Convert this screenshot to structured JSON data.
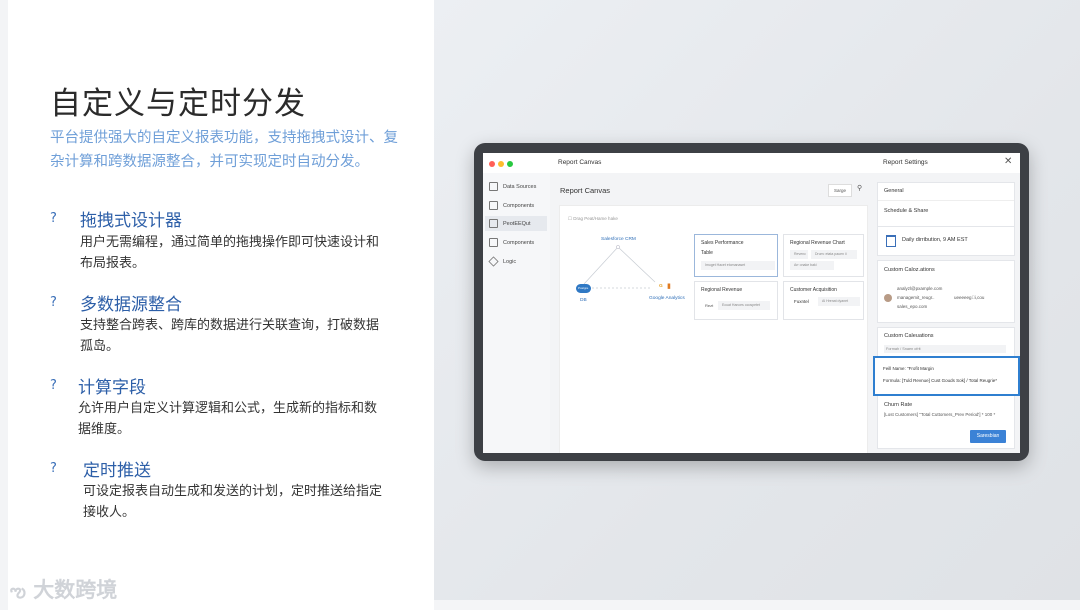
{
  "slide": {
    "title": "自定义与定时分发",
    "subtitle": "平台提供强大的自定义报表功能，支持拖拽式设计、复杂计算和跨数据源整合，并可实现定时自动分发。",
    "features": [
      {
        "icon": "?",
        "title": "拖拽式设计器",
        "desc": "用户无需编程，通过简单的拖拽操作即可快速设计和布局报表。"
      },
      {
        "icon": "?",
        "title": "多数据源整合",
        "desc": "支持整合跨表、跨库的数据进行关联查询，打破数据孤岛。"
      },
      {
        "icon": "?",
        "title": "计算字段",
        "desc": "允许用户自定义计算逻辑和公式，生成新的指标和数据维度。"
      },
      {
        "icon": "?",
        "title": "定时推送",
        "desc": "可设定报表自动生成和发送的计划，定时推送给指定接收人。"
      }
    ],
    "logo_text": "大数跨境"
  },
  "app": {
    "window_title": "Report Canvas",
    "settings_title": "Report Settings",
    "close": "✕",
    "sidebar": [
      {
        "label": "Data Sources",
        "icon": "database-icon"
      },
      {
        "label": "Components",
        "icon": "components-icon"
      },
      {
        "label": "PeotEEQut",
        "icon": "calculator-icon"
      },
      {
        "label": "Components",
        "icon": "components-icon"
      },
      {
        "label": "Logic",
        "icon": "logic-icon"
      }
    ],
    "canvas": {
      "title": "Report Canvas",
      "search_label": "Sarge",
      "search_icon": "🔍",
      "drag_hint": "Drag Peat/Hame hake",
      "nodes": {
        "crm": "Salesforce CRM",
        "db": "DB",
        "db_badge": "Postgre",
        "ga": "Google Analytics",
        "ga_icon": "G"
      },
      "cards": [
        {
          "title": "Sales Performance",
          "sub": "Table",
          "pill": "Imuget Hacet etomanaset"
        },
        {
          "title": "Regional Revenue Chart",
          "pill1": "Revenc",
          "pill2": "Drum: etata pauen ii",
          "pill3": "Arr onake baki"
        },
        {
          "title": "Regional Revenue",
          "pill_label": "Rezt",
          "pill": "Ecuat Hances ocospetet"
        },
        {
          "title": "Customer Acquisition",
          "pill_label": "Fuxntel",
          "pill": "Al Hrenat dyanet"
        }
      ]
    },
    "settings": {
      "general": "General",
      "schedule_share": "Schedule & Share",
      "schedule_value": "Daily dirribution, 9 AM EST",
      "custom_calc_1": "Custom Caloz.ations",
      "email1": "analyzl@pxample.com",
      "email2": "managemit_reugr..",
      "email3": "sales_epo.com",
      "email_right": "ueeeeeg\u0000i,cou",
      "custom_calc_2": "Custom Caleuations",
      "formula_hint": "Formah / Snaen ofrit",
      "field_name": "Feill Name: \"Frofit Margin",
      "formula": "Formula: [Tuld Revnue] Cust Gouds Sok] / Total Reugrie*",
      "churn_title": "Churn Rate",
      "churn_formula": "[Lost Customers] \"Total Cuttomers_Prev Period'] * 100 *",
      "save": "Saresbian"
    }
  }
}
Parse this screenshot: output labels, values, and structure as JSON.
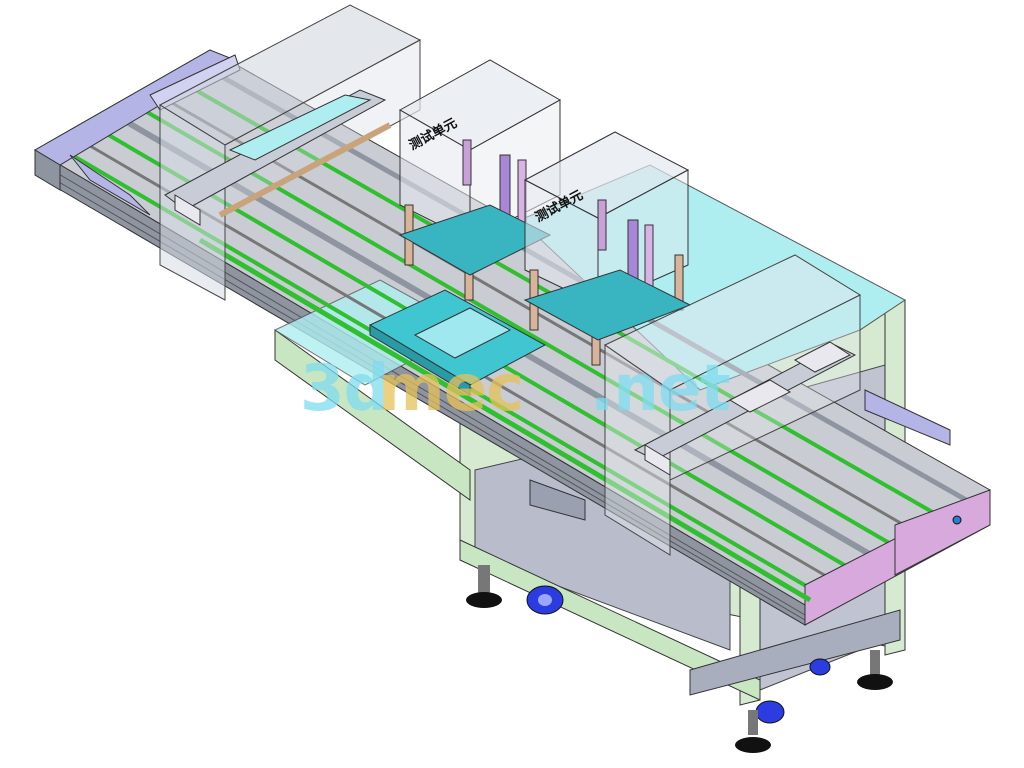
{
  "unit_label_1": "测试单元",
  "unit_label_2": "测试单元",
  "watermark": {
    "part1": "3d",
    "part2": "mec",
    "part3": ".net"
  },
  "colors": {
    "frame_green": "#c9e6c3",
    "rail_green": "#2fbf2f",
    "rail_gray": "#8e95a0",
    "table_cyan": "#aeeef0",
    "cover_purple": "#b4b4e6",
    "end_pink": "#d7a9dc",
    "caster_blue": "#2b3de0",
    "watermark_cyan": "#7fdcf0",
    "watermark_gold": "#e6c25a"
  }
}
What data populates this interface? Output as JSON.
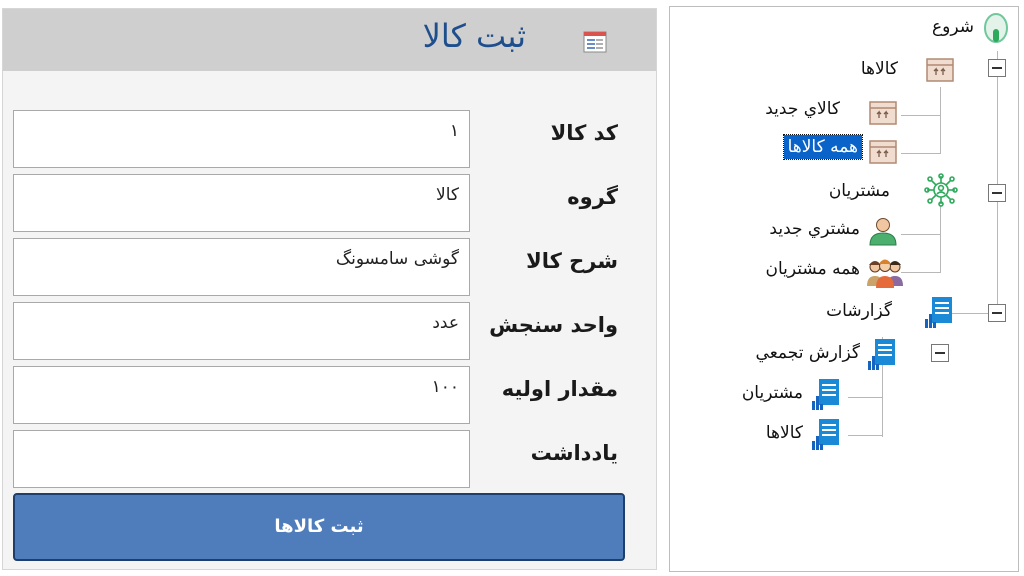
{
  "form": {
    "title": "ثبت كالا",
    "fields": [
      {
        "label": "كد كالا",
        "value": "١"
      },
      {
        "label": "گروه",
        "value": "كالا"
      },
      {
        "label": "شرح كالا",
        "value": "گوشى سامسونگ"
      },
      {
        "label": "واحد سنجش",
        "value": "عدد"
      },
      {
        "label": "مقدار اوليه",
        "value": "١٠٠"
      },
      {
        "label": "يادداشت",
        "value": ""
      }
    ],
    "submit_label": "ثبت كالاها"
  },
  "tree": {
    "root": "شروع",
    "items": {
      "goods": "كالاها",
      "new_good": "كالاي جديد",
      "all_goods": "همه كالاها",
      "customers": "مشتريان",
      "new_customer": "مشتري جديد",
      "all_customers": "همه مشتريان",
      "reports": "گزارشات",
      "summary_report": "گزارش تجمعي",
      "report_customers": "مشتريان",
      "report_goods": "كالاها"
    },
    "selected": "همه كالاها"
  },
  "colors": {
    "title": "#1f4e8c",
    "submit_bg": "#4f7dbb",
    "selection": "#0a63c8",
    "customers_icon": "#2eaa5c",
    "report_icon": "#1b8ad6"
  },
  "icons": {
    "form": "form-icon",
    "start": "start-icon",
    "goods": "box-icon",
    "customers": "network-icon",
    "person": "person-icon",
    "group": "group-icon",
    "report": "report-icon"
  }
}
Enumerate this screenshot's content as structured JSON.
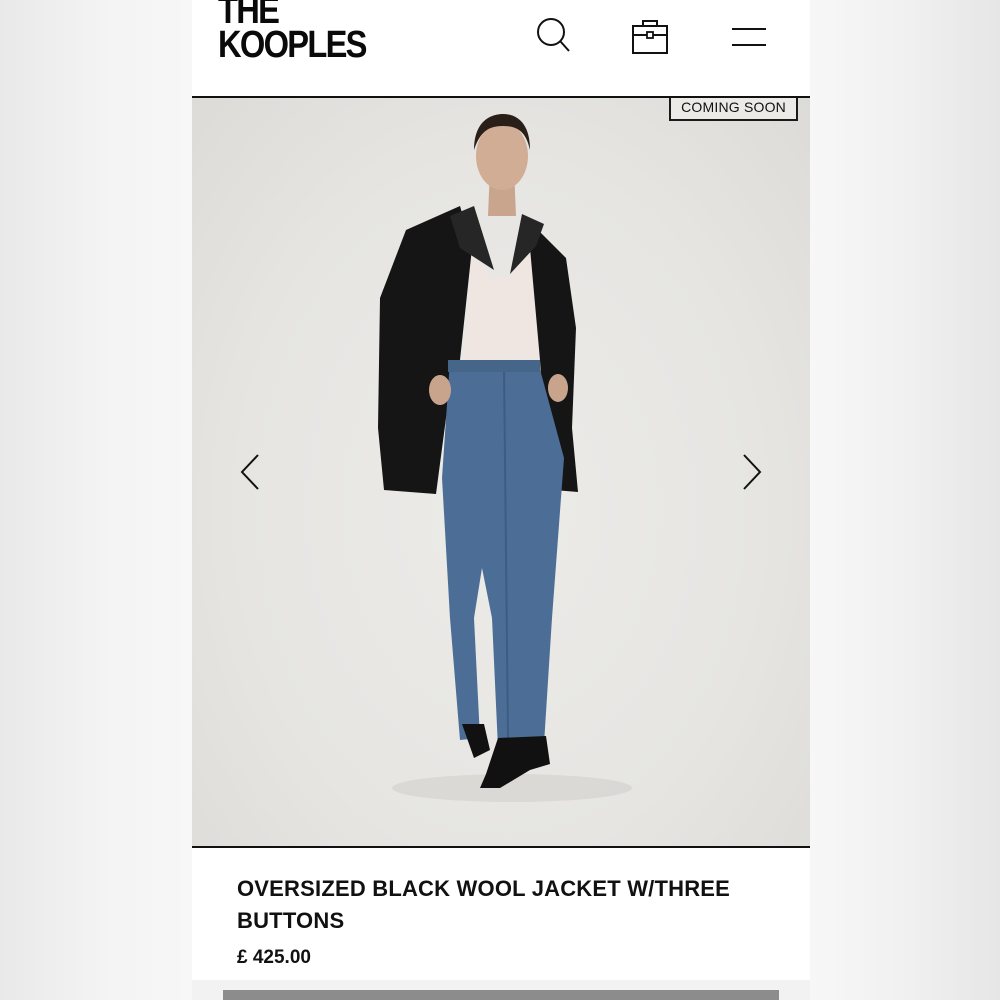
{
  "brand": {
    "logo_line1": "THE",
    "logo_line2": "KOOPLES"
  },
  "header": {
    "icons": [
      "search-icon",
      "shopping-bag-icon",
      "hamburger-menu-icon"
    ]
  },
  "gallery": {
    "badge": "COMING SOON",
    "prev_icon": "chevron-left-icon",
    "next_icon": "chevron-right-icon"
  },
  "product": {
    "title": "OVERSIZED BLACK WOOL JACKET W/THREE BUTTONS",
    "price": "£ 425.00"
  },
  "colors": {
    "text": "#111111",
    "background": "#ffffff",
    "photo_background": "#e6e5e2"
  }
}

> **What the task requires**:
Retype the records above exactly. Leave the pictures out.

> **Worked solution**:
Convert this screenshot to structured JSON data.
{
  "slide": {
    "title": "自定义与定时分发",
    "subtitle": "平台提供强大的自定义报表功能，支持拖拽式设计、复杂计算和跨数据源整合，并可实现定时自动分发。",
    "features": [
      {
        "icon": "?",
        "title": "拖拽式设计器",
        "desc": "用户无需编程，通过简单的拖拽操作即可快速设计和布局报表。"
      },
      {
        "icon": "?",
        "title": "多数据源整合",
        "desc": "支持整合跨表、跨库的数据进行关联查询，打破数据孤岛。"
      },
      {
        "icon": "?",
        "title": "计算字段",
        "desc": "允许用户自定义计算逻辑和公式，生成新的指标和数据维度。"
      },
      {
        "icon": "?",
        "title": "定时推送",
        "desc": "可设定报表自动生成和发送的计划，定时推送给指定接收人。"
      }
    ],
    "logo_text": "大数跨境"
  },
  "app": {
    "window_title": "Report Canvas",
    "settings_title": "Report Settings",
    "close": "✕",
    "sidebar": [
      {
        "label": "Data Sources",
        "icon": "database-icon"
      },
      {
        "label": "Components",
        "icon": "components-icon"
      },
      {
        "label": "PeotEEQut",
        "icon": "calculator-icon"
      },
      {
        "label": "Components",
        "icon": "components-icon"
      },
      {
        "label": "Logic",
        "icon": "logic-icon"
      }
    ],
    "canvas": {
      "title": "Report Canvas",
      "search_label": "Sarge",
      "search_icon": "🔍",
      "drag_hint": "Drag Peat/Hame hake",
      "nodes": {
        "crm": "Salesforce CRM",
        "db": "DB",
        "db_badge": "Postgre",
        "ga": "Google Analytics",
        "ga_icon": "G"
      },
      "cards": [
        {
          "title": "Sales Performance",
          "sub": "Table",
          "pill": "Imuget Hacet etomanaset"
        },
        {
          "title": "Regional Revenue Chart",
          "pill1": "Revenc",
          "pill2": "Drum: etata pauen ii",
          "pill3": "Arr onake baki"
        },
        {
          "title": "Regional Revenue",
          "pill_label": "Rezt",
          "pill": "Ecuat Hances ocospetet"
        },
        {
          "title": "Customer Acquisition",
          "pill_label": "Fuxntel",
          "pill": "Al Hrenat dyanet"
        }
      ]
    },
    "settings": {
      "general": "General",
      "schedule_share": "Schedule & Share",
      "schedule_value": "Daily dirribution, 9 AM EST",
      "custom_calc_1": "Custom Caloz.ations",
      "email1": "analyzl@pxample.com",
      "email2": "managemit_reugr..",
      "email3": "sales_epo.com",
      "email_right": "ueeeeeg\u0000i,cou",
      "custom_calc_2": "Custom Caleuations",
      "formula_hint": "Formah / Snaen ofrit",
      "field_name": "Feill Name: \"Frofit Margin",
      "formula": "Formula: [Tuld Revnue] Cust Gouds Sok] / Total Reugrie*",
      "churn_title": "Churn Rate",
      "churn_formula": "[Lost Customers] \"Total Cuttomers_Prev Period'] * 100 *",
      "save": "Saresbian"
    }
  }
}
Parse this screenshot: output labels, values, and structure as JSON.
{
  "unit_label_1": "测试单元",
  "unit_label_2": "测试单元",
  "watermark": {
    "part1": "3d",
    "part2": "mec",
    "part3": ".net"
  },
  "colors": {
    "frame_green": "#c9e6c3",
    "rail_green": "#2fbf2f",
    "rail_gray": "#8e95a0",
    "table_cyan": "#aeeef0",
    "cover_purple": "#b4b4e6",
    "end_pink": "#d7a9dc",
    "caster_blue": "#2b3de0",
    "watermark_cyan": "#7fdcf0",
    "watermark_gold": "#e6c25a"
  }
}
What data populates this interface? Output as JSON.
{
  "form": {
    "title": "ثبت كالا",
    "fields": [
      {
        "label": "كد كالا",
        "value": "١"
      },
      {
        "label": "گروه",
        "value": "كالا"
      },
      {
        "label": "شرح كالا",
        "value": "گوشى سامسونگ"
      },
      {
        "label": "واحد سنجش",
        "value": "عدد"
      },
      {
        "label": "مقدار اوليه",
        "value": "١٠٠"
      },
      {
        "label": "يادداشت",
        "value": ""
      }
    ],
    "submit_label": "ثبت كالاها"
  },
  "tree": {
    "root": "شروع",
    "items": {
      "goods": "كالاها",
      "new_good": "كالاي جديد",
      "all_goods": "همه كالاها",
      "customers": "مشتريان",
      "new_customer": "مشتري جديد",
      "all_customers": "همه مشتريان",
      "reports": "گزارشات",
      "summary_report": "گزارش تجمعي",
      "report_customers": "مشتريان",
      "report_goods": "كالاها"
    },
    "selected": "همه كالاها"
  },
  "colors": {
    "title": "#1f4e8c",
    "submit_bg": "#4f7dbb",
    "selection": "#0a63c8",
    "customers_icon": "#2eaa5c",
    "report_icon": "#1b8ad6"
  },
  "icons": {
    "form": "form-icon",
    "start": "start-icon",
    "goods": "box-icon",
    "customers": "network-icon",
    "person": "person-icon",
    "group": "group-icon",
    "report": "report-icon"
  }
}
Enumerate this screenshot's content as structured JSON.
{
  "brand": {
    "logo_line1": "THE",
    "logo_line2": "KOOPLES"
  },
  "header": {
    "icons": [
      "search-icon",
      "shopping-bag-icon",
      "hamburger-menu-icon"
    ]
  },
  "gallery": {
    "badge": "COMING SOON",
    "prev_icon": "chevron-left-icon",
    "next_icon": "chevron-right-icon"
  },
  "product": {
    "title": "OVERSIZED BLACK WOOL JACKET W/THREE BUTTONS",
    "price": "£ 425.00"
  },
  "colors": {
    "text": "#111111",
    "background": "#ffffff",
    "photo_background": "#e6e5e2"
  }
}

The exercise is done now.